# WHAT THE EXERCISE ASKS
Report the number of lines in the data below that hold "class", without any other words.

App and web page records
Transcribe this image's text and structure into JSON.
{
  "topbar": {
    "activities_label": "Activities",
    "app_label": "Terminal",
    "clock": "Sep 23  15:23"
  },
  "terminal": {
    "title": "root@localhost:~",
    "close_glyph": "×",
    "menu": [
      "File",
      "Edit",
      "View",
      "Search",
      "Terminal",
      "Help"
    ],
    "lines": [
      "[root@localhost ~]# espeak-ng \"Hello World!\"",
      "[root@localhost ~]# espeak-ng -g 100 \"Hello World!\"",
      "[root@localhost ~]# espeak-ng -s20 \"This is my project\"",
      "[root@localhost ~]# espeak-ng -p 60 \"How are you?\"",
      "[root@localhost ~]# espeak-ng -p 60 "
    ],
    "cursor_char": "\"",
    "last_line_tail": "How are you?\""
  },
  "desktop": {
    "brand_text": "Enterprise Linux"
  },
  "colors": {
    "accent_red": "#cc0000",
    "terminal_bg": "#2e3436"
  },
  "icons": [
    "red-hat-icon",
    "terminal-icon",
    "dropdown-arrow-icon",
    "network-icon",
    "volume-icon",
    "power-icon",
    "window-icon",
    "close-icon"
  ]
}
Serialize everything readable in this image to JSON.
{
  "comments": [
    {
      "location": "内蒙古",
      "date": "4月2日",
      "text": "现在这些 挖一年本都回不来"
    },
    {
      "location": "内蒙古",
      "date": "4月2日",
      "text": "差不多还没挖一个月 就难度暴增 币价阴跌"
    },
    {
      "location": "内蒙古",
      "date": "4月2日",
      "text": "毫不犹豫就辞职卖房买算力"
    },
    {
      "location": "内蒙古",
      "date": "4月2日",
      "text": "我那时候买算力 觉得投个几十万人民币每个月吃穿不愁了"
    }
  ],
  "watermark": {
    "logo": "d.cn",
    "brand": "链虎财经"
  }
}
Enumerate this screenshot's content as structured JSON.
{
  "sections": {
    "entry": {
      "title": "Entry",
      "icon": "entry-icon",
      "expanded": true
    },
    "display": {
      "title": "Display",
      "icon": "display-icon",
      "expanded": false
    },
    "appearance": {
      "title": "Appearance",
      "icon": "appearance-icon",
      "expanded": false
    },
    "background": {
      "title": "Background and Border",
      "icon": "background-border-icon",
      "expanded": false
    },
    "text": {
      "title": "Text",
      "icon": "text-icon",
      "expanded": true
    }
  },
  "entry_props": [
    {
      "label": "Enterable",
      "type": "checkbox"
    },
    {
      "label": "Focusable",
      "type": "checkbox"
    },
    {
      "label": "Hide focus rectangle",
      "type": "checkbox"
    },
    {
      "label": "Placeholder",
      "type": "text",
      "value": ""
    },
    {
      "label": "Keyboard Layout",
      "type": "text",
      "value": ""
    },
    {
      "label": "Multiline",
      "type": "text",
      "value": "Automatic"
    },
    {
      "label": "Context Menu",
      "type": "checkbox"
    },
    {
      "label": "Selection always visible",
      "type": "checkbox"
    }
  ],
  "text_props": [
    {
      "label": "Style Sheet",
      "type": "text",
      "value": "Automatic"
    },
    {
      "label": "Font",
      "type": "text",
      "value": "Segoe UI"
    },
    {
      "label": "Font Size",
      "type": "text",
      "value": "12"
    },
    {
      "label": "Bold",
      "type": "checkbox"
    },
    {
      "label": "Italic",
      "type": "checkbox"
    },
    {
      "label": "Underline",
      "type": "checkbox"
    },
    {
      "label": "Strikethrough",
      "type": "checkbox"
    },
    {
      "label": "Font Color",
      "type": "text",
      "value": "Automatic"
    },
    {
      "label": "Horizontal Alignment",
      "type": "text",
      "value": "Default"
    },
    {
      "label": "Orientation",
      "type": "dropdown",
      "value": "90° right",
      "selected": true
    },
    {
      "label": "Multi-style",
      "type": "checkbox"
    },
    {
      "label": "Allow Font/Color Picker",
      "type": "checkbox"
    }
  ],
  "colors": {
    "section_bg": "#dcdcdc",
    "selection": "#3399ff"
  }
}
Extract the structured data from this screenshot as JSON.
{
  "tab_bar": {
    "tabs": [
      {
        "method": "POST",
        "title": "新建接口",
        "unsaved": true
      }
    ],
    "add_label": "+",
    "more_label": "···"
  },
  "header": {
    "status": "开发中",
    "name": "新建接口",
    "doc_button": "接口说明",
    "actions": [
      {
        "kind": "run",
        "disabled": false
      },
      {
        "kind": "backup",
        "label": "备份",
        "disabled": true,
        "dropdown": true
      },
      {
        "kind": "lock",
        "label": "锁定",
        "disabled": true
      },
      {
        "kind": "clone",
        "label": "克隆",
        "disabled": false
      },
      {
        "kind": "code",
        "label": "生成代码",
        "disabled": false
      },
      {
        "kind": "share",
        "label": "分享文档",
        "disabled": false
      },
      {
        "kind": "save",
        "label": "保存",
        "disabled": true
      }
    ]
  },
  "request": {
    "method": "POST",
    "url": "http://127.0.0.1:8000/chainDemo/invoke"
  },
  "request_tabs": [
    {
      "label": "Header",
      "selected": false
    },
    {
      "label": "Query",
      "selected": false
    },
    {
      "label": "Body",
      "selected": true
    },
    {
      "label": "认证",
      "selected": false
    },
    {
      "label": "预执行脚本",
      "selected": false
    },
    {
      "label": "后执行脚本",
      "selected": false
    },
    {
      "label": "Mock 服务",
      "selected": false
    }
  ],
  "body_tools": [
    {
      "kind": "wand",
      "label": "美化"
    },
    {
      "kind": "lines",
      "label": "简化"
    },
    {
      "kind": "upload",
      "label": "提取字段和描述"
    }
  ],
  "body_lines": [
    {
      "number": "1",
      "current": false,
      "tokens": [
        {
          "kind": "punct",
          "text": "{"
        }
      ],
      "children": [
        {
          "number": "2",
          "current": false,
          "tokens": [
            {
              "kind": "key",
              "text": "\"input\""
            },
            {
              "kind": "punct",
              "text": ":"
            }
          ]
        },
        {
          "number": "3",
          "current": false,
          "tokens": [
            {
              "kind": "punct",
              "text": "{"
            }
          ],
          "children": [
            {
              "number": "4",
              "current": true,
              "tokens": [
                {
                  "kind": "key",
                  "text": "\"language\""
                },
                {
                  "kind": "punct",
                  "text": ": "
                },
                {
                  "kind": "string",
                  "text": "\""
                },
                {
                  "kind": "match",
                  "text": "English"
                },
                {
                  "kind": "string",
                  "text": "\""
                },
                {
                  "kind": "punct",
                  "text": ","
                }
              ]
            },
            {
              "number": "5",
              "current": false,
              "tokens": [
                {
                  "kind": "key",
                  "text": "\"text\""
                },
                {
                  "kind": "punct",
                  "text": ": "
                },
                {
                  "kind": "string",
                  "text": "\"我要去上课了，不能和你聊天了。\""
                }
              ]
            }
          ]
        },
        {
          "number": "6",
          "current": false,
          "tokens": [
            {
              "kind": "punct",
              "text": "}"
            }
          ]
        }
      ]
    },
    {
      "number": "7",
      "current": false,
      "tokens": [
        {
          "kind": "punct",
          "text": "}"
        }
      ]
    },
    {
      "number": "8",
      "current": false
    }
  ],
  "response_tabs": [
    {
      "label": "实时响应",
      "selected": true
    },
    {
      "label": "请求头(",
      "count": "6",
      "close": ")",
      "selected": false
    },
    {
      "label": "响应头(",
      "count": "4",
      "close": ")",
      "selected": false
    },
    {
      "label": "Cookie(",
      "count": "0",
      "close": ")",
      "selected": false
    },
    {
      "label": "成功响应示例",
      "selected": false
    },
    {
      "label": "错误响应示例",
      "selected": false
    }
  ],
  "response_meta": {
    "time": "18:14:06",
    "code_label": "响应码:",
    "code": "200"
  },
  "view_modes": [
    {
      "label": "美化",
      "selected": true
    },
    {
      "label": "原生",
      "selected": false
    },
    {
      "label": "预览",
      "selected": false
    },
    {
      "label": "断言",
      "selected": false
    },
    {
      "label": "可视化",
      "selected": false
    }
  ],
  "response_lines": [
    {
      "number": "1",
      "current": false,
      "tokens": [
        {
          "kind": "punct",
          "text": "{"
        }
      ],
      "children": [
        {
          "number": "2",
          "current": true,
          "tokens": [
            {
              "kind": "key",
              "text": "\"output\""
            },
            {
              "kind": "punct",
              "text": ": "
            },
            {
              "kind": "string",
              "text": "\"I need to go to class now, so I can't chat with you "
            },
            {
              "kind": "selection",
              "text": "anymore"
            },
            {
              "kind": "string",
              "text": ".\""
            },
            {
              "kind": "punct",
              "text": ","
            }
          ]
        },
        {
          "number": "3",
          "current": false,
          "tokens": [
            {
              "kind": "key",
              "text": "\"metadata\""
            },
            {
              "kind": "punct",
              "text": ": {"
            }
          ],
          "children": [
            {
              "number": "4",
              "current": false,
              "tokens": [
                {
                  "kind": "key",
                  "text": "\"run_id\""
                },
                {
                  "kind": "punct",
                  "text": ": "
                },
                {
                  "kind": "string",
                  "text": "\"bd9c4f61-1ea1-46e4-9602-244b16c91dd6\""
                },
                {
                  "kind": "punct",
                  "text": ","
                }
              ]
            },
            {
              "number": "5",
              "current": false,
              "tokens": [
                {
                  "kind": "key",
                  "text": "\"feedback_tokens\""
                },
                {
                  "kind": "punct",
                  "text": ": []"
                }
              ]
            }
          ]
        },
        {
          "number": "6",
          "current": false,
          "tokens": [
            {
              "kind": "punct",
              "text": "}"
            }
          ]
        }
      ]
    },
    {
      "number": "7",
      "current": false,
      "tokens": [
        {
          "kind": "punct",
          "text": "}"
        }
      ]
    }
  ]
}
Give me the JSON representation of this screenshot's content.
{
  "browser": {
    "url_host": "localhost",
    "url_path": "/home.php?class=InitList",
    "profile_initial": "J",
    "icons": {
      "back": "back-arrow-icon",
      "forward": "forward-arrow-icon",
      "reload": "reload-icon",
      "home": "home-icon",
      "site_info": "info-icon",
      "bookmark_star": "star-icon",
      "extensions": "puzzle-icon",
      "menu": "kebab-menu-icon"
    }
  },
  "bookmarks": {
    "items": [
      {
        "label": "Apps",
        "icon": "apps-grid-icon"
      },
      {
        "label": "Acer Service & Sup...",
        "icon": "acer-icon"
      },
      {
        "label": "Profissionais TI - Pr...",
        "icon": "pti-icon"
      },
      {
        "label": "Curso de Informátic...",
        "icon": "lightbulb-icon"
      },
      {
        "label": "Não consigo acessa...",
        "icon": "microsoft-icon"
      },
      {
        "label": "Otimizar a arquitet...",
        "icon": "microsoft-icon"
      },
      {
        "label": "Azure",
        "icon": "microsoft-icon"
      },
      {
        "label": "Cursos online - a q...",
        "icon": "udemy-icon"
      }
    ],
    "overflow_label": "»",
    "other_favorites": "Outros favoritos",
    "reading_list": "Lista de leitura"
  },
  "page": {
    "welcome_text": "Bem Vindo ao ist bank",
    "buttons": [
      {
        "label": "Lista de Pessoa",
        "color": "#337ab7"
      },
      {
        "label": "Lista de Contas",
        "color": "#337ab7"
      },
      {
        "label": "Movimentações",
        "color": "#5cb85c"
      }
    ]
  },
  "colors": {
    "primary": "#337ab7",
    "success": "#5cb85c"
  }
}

# RESPONSE AREA
2